CA2008992A1Jan 31, 1990Jul 31, 1991Adrien SylvestreIndoor hockey puck
CA2145825A1Mar 29, 1995Sep 30, 1996Stephen R NordquistFloor Hockey Puck
Referenced by
Citing PatentFiling datePublication dateApplicantTitle
US7140989 *May 1, 2006Nov 28, 2006Mark PoruchnyFloor hockey puck
US7621833Dec 14, 2006Nov 24, 2009Hugo ProulxHockey puck
Classifications
U.S. Classification473/588, 473/589
International ClassificationA63B67/00
Cooperative ClassificationA63B2243/0041, A63B67/14
European ClassificationA63B67/14
Legal Events
DateCodeEventDescription
Aug 19, 2014FPExpired due to failure to pay maintenance fee
Effective date: 20140627
Feb 7, 2014REMIMaintenance fee reminder mailed
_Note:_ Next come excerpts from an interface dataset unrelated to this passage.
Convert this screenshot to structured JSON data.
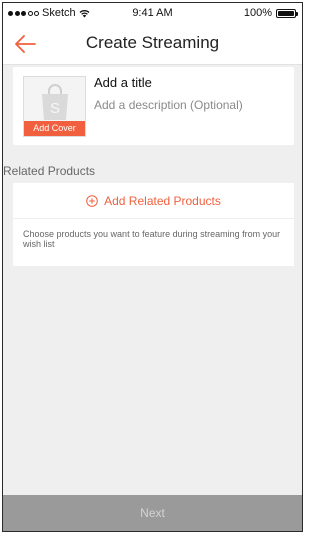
{
  "status_bar": {
    "carrier": "Sketch",
    "time": "9:41 AM",
    "battery": "100%"
  },
  "nav": {
    "title": "Create Streaming",
    "back_icon": "arrow-left-icon"
  },
  "cover": {
    "button_label": "Add Cover",
    "placeholder_icon": "shopping-bag-icon",
    "bag_letter": "S"
  },
  "form": {
    "title_placeholder": "Add a title",
    "description_placeholder": "Add a description (Optional)"
  },
  "related_products": {
    "section_label": "Related Products",
    "add_label": "Add Related Products",
    "add_icon": "plus-circle-icon",
    "hint": "Choose products you want to feature during streaming from your wish list"
  },
  "footer": {
    "next_label": "Next"
  },
  "colors": {
    "accent": "#f0603e",
    "background": "#efefef",
    "bottom_bar": "#9a9a9a"
  }
}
Oct 19, 2009FPAYFee payment
Year of fee payment: 4